*** Opening of Study material ***

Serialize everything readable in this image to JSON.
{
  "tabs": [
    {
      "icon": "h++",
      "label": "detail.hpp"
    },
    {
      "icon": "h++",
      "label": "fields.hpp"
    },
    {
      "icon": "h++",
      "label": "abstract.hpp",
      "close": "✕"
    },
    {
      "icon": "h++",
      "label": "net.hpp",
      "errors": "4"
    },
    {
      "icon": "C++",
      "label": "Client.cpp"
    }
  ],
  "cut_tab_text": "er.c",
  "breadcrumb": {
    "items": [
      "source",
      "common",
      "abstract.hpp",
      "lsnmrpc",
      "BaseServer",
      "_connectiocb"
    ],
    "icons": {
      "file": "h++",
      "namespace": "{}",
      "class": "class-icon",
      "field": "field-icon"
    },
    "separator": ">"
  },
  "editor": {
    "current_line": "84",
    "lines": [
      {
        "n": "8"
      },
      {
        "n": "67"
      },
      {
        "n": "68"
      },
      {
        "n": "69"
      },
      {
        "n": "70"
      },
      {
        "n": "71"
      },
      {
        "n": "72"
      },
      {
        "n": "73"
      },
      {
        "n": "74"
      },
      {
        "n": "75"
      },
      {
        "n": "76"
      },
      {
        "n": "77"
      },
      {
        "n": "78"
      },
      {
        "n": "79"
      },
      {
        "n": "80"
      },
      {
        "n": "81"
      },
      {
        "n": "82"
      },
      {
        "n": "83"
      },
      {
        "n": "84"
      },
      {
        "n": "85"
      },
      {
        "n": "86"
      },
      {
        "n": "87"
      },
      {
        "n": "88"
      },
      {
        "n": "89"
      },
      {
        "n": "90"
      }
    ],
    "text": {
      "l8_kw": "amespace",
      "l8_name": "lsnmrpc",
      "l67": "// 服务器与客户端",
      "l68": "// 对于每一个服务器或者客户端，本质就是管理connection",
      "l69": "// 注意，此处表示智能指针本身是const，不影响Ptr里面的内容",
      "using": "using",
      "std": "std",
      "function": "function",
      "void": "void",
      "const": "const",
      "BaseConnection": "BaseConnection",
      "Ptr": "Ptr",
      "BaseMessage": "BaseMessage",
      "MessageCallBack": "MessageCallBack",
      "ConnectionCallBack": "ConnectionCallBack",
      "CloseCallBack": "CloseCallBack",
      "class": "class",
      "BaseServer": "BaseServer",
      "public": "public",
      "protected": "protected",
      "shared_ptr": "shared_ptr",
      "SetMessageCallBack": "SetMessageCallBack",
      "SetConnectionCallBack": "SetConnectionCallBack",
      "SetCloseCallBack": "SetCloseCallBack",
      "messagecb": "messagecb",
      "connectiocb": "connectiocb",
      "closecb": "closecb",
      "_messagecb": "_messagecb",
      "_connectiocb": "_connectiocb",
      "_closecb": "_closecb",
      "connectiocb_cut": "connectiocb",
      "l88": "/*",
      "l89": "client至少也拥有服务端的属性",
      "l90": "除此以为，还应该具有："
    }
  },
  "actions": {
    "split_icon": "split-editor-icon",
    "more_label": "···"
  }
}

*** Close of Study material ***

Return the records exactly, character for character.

> [Response to this task]:
Serialize everything readable in this image to JSON.
{
  "tabs": [
    {
      "icon": "h++",
      "label": "detail.hpp"
    },
    {
      "icon": "h++",
      "label": "fields.hpp"
    },
    {
      "icon": "h++",
      "label": "abstract.hpp",
      "close": "✕"
    },
    {
      "icon": "h++",
      "label": "net.hpp",
      "errors": "4"
    },
    {
      "icon": "C++",
      "label": "Client.cpp"
    }
  ],
  "cut_tab_text": "er.c",
  "breadcrumb": {
    "items": [
      "source",
      "common",
      "abstract.hpp",
      "lsnmrpc",
      "BaseServer",
      "_connectiocb"
    ],
    "icons": {
      "file": "h++",
      "namespace": "{}",
      "class": "class-icon",
      "field": "field-icon"
    },
    "separator": ">"
  },
  "editor": {
    "current_line": "84",
    "lines": [
      {
        "n": "8"
      },
      {
        "n": "67"
      },
      {
        "n": "68"
      },
      {
        "n": "69"
      },
      {
        "n": "70"
      },
      {
        "n": "71"
      },
      {
        "n": "72"
      },
      {
        "n": "73"
      },
      {
        "n": "74"
      },
      {
        "n": "75"
      },
      {
        "n": "76"
      },
      {
        "n": "77"
      },
      {
        "n": "78"
      },
      {
        "n": "79"
      },
      {
        "n": "80"
      },
      {
        "n": "81"
      },
      {
        "n": "82"
      },
      {
        "n": "83"
      },
      {
        "n": "84"
      },
      {
        "n": "85"
      },
      {
        "n": "86"
      },
      {
        "n": "87"
      },
      {
        "n": "88"
      },
      {
        "n": "89"
      },
      {
        "n": "90"
      }
    ],
    "text": {
      "l8_kw": "amespace",
      "l8_name": "lsnmrpc",
      "l67": "// 服务器与客户端",
      "l68": "// 对于每一个服务器或者客户端，本质就是管理connection",
      "l69": "// 注意，此处表示智能指针本身是const，不影响Ptr里面的内容",
      "using": "using",
      "std": "std",
      "function": "function",
      "void": "void",
      "const": "const",
      "BaseConnection": "BaseConnection",
      "Ptr": "Ptr",
      "BaseMessage": "BaseMessage",
      "MessageCallBack": "MessageCallBack",
      "ConnectionCallBack": "ConnectionCallBack",
      "CloseCallBack": "CloseCallBack",
      "class": "class",
      "BaseServer": "BaseServer",
      "public": "public",
      "protected": "protected",
      "shared_ptr": "shared_ptr",
      "SetMessageCallBack": "SetMessageCallBack",
      "SetConnectionCallBack": "SetConnectionCallBack",
      "SetCloseCallBack": "SetCloseCallBack",
      "messagecb": "messagecb",
      "connectiocb": "connectiocb",
      "closecb": "closecb",
      "_messagecb": "_messagecb",
      "_connectiocb": "_connectiocb",
      "_closecb": "_closecb",
      "connectiocb_cut": "connectiocb",
      "l88": "/*",
      "l89": "client至少也拥有服务端的属性",
      "l90": "除此以为，还应该具有："
    }
  },
  "actions": {
    "split_icon": "split-editor-icon",
    "more_label": "···"
  }
}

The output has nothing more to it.